If you have a flickr account, drop by this guy and tell him what you think of his pictures.
[tags]Flickr, HDR, Photos, Pictures, Photographs, Photography, High Dynamic Range, Photoshop, Photomatix, Picture Editing, Digital Photography, Photo Editing[/tags]
Again, continuing my wander through Flickr, I came across a thread which was discussing “your most popular HDR image.”
In this discussion people were posting HDR images which flickr had rated as their most “interesting” – this is something Flickr works out by how many page views a picture gets, how many comments and how many times it is tagged as a favourite by some one.
Oddly, some of the pictures are pretty tame – especially when compared to some of the fantastic HDR ones. This picture (oddly the first one in the thread) is probably the one “I” think is the best HDR picture but some of the others are amazing as well.
It seems that with HDR some subjects are more suited than others – brightly coloured cars produce some amazing effects as do boats and Gothic architecture, but fruit (apples) seems to end up pretty pedestrian. Oddly, I am not sold on the HDR elephants either, but I like pictures of elephants in general.
Anyway, now it is time to work on my HDRs and see what I can produce.
Blimey – there I was looking round Flickr for inspiration and I came across this picture of some Meerkats (Suricata Suricatta).
Needless to say, this photo managed to break every “cute meter” on the planet. As far as flickr animal pictures go, it certainly has drawn some interest with hundreds of people adding it as a favourite (quite rightly so) and zillions of people leaving comments.
Oddly, for the zealots who write photography magazines, this picture has drawn so much praise despite it being reasonably “pedestrian” as far as technical skill goes. Just goes to show that all the rules in the world don’t count when you can take a fantastic photograph.
This certainly is a fantastic photograph.
[tags]Photos, flickr, meerkats, pictures, photographs, Digital Photos, Suricata Suricatta, Photography, Digital Photography, Animals, Cute[/tags]

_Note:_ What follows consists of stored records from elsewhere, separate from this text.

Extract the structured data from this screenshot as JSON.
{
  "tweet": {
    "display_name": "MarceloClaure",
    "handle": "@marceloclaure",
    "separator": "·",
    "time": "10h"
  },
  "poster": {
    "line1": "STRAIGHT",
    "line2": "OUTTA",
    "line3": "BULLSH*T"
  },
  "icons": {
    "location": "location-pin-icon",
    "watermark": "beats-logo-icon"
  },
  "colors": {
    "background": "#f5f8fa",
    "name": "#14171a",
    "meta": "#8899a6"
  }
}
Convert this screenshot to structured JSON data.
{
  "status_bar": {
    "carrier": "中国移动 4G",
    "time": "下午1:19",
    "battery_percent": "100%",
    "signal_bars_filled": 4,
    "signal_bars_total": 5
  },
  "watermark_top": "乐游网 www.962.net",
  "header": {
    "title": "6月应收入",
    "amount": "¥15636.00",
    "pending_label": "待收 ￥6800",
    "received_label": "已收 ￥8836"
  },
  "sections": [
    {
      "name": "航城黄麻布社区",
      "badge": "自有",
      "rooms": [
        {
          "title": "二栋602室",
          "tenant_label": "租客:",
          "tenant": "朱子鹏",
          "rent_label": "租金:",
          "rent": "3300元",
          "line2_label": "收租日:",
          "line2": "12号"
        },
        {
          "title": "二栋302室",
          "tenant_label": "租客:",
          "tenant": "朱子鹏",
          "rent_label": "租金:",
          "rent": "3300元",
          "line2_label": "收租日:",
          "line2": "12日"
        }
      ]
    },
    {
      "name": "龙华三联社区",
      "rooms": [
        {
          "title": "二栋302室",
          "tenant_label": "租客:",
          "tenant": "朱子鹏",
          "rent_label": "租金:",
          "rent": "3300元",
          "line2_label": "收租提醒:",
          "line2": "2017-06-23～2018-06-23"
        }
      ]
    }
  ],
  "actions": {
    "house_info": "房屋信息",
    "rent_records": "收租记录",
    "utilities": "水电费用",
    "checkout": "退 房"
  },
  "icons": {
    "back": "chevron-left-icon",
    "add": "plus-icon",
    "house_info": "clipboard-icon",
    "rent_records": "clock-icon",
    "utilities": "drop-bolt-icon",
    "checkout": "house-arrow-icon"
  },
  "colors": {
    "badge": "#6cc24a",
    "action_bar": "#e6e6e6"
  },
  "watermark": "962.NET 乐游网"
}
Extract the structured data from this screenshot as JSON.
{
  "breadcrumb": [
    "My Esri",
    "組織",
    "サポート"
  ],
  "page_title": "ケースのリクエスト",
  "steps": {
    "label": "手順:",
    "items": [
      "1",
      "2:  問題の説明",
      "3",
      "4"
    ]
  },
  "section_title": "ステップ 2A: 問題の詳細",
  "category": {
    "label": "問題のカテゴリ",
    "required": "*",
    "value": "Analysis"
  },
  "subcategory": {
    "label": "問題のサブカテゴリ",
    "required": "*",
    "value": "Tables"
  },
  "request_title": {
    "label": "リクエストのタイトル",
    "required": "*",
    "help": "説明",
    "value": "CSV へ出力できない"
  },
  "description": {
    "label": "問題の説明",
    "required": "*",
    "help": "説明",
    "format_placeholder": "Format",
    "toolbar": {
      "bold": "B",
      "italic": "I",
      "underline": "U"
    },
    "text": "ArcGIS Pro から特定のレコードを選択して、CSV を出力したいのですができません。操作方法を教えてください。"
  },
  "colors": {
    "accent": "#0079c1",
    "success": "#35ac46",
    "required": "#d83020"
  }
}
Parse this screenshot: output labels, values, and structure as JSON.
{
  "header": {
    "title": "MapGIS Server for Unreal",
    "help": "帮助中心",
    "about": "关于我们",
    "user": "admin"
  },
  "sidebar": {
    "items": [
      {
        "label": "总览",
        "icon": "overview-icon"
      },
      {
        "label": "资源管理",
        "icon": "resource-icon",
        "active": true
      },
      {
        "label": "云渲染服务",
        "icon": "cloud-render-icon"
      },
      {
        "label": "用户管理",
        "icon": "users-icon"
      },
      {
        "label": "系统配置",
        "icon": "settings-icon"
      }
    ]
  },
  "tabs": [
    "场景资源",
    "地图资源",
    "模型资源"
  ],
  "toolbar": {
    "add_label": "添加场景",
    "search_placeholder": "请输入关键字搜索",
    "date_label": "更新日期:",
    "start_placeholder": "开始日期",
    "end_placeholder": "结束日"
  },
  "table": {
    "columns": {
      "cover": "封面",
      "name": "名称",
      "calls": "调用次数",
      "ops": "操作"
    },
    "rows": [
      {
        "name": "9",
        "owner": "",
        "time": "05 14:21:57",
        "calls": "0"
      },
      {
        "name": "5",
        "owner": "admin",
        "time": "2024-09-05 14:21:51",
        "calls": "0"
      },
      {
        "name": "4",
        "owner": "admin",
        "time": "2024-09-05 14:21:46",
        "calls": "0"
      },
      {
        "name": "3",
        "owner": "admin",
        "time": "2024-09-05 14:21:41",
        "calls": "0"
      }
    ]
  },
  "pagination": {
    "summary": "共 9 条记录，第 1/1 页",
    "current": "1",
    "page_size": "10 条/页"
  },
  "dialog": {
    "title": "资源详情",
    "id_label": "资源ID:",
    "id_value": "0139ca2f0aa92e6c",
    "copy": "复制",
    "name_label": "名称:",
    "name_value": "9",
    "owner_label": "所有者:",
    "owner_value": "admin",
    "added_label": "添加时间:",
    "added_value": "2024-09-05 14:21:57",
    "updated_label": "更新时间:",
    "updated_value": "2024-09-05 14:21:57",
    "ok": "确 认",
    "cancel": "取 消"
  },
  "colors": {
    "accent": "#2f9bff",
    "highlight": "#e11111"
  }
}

I have been editing some more photographs to within an inch of their lives recently and trying out a few new effects. The wonders of things you can do with Photoshop may never amaze me and, as I have said in the past, you would be mad to think the camera never lies…
I will upload more to this collection as I get the chance.